Which lines in the records below contain the word "qlynx"? Report each of them.

[Records from a collection]
────────────────────

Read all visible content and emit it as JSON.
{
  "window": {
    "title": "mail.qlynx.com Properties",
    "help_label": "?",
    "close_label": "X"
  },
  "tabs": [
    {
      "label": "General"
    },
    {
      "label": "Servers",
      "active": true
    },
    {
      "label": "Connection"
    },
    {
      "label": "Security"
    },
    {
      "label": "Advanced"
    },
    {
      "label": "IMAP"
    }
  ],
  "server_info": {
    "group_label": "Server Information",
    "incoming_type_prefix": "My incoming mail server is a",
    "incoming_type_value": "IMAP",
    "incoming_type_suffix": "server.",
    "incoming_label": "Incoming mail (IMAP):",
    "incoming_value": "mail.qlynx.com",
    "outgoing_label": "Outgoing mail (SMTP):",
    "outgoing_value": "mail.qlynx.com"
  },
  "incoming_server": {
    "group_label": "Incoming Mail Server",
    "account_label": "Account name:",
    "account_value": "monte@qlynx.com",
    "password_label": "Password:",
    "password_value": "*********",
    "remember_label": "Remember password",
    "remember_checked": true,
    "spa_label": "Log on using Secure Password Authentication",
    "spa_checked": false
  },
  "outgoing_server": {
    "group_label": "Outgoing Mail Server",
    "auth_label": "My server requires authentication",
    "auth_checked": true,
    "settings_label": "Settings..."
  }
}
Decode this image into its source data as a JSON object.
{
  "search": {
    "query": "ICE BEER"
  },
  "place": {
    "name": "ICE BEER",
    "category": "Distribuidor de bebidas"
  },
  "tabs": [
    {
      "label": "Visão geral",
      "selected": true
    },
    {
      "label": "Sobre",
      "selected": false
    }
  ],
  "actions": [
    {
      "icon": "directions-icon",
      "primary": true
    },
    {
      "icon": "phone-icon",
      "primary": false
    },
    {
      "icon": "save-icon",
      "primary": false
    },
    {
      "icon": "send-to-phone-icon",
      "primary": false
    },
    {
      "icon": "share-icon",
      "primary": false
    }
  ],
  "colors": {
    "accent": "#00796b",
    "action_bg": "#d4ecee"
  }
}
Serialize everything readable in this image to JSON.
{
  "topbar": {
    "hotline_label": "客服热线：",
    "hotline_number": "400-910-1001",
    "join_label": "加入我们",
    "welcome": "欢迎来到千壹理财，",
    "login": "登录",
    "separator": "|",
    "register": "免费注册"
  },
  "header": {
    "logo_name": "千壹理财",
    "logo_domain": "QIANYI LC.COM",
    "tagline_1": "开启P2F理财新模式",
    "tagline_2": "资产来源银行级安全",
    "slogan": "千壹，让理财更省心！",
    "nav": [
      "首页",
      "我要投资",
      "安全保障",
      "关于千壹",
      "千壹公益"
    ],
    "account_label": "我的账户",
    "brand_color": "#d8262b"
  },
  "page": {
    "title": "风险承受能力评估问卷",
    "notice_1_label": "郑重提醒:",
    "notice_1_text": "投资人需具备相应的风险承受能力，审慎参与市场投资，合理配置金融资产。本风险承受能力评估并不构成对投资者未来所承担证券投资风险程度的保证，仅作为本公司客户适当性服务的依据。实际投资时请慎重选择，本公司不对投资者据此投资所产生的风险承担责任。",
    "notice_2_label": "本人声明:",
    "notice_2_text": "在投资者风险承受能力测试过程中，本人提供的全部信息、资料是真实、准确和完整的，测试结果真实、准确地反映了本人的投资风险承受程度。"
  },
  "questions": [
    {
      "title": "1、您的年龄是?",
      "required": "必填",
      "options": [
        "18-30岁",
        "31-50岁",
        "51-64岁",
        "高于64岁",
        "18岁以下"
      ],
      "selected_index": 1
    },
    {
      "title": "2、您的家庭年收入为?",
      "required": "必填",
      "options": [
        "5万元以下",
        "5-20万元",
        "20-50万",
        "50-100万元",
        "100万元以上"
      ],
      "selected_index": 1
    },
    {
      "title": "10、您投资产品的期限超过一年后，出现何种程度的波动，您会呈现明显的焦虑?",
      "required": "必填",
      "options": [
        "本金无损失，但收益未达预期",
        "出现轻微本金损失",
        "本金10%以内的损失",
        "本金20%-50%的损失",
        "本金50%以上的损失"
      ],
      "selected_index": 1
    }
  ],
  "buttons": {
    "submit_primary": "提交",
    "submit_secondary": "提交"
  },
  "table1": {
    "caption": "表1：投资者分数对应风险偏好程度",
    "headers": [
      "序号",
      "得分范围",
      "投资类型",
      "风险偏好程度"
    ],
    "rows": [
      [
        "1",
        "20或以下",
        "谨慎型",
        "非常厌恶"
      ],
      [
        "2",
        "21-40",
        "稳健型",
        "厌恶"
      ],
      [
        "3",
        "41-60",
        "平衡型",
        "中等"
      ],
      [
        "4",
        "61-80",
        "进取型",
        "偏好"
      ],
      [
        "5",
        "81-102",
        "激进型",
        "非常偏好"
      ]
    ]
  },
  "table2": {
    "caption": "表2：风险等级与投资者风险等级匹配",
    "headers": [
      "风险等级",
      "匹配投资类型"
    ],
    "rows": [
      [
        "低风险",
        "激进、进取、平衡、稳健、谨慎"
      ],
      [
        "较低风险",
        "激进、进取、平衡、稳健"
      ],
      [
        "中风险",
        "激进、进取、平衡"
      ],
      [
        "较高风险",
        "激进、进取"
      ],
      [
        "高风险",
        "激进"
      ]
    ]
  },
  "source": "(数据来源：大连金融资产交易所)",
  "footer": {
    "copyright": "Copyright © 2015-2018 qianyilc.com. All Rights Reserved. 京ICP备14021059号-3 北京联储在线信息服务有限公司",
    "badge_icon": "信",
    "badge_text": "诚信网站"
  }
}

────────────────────

* [SOLUTION TO THIS PROBLEM]
    "title": "mail.qlynx.com Properties",
    "incoming_value": "mail.qlynx.com",
    "outgoing_value": "mail.qlynx.com"
    "account_value": "monte@qlynx.com",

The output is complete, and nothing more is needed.